(What you are asked to do)
Where the string "object" occurs in a line of the data below, that line should be copied.

[Website and app data records]
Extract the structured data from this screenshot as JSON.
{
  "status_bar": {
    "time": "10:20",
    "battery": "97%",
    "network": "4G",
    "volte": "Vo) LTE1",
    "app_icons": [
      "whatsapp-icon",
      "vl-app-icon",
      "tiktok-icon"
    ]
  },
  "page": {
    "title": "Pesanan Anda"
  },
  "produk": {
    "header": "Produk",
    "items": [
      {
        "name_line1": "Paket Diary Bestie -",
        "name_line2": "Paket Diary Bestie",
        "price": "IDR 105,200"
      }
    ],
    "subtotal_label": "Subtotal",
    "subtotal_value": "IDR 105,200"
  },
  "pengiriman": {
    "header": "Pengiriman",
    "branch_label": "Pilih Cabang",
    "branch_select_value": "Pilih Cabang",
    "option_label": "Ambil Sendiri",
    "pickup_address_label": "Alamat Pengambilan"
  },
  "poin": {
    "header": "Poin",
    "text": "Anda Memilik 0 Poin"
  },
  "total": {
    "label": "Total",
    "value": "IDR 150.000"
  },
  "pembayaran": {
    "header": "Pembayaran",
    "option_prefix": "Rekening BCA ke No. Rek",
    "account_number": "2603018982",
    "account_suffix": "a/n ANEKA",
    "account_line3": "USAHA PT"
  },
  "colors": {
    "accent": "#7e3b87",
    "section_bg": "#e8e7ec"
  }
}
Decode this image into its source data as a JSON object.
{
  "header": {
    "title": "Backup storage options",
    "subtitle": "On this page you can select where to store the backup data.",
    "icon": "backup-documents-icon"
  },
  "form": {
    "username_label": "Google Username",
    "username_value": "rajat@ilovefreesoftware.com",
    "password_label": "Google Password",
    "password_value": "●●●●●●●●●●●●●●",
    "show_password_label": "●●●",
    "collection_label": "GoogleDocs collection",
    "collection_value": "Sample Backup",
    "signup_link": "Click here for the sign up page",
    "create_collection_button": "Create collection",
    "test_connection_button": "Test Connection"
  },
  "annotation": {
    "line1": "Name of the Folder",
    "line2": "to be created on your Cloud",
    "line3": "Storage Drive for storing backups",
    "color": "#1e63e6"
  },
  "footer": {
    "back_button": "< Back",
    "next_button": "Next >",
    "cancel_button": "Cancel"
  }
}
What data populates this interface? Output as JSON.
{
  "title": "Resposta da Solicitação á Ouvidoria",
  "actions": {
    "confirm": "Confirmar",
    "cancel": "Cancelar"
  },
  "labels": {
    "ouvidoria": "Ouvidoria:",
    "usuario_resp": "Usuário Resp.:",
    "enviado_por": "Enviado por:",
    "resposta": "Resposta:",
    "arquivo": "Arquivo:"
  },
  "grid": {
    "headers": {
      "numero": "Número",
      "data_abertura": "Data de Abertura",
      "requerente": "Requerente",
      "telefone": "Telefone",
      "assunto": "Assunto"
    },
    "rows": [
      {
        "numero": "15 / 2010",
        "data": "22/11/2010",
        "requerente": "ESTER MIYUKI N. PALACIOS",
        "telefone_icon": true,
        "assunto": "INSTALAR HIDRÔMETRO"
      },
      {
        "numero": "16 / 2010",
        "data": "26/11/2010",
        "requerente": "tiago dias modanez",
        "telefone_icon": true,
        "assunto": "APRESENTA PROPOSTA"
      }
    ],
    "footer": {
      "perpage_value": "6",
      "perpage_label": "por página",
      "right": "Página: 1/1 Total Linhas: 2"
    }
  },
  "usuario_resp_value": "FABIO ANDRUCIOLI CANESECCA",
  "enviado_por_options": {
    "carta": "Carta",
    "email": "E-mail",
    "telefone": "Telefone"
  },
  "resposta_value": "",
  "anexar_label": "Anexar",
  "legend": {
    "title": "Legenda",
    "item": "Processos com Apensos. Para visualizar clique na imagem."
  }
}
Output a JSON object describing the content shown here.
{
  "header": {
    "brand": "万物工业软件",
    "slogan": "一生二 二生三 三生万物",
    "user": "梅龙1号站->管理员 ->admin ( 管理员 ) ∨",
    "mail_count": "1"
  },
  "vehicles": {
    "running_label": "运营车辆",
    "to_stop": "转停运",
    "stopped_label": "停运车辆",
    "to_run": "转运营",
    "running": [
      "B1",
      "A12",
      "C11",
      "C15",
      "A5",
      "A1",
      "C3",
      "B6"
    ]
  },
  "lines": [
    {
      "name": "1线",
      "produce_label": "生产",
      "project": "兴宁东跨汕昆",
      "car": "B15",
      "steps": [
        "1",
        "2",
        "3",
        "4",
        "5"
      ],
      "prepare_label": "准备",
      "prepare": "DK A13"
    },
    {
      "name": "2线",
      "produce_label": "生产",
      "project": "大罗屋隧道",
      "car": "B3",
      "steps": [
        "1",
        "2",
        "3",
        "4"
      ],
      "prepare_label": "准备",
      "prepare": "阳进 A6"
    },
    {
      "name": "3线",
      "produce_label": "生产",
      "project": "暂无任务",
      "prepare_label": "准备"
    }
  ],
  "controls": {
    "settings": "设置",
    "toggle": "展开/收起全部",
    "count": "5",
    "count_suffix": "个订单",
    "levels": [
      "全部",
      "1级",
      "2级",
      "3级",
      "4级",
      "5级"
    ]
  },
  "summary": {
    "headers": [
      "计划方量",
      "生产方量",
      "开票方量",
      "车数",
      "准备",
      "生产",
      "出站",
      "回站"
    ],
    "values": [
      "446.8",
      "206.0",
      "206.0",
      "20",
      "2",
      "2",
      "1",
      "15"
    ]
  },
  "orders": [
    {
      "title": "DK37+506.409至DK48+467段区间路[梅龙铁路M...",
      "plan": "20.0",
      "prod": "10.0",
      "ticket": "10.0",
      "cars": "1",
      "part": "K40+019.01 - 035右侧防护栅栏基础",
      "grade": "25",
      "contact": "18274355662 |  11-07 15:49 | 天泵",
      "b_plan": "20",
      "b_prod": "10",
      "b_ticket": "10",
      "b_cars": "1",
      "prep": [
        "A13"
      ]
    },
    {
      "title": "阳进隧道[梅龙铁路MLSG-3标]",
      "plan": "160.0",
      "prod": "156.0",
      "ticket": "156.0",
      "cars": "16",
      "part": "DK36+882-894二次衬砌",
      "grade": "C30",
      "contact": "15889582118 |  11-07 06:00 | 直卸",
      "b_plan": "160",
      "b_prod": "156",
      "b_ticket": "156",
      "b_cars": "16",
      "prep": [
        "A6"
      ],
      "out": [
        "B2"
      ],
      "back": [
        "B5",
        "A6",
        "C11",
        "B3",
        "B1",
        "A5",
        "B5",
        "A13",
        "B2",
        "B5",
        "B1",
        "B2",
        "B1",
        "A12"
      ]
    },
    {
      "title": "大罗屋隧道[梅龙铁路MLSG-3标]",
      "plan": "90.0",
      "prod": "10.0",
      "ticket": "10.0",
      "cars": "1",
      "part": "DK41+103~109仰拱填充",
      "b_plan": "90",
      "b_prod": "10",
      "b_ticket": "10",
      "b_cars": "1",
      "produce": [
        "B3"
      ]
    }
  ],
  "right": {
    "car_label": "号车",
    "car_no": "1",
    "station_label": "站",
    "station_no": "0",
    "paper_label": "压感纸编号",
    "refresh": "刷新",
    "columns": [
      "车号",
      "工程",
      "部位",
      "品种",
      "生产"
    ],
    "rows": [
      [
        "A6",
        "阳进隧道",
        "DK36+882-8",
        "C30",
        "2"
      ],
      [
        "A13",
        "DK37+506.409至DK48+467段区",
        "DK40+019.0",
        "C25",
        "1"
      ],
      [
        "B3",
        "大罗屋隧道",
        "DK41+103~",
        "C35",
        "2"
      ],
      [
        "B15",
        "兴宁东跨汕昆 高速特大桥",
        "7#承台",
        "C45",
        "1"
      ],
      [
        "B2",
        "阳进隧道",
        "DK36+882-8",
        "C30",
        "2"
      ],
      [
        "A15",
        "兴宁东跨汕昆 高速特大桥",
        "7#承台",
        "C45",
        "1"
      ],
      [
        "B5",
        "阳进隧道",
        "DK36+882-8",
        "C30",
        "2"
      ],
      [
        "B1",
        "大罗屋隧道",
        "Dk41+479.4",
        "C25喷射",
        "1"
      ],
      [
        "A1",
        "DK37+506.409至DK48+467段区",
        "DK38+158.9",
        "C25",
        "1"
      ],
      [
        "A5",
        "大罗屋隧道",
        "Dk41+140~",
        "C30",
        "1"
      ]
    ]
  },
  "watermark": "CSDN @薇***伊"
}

(Expected output)
Decode this image into its source data as a JSON object.
Output a JSON object describing the content shown here.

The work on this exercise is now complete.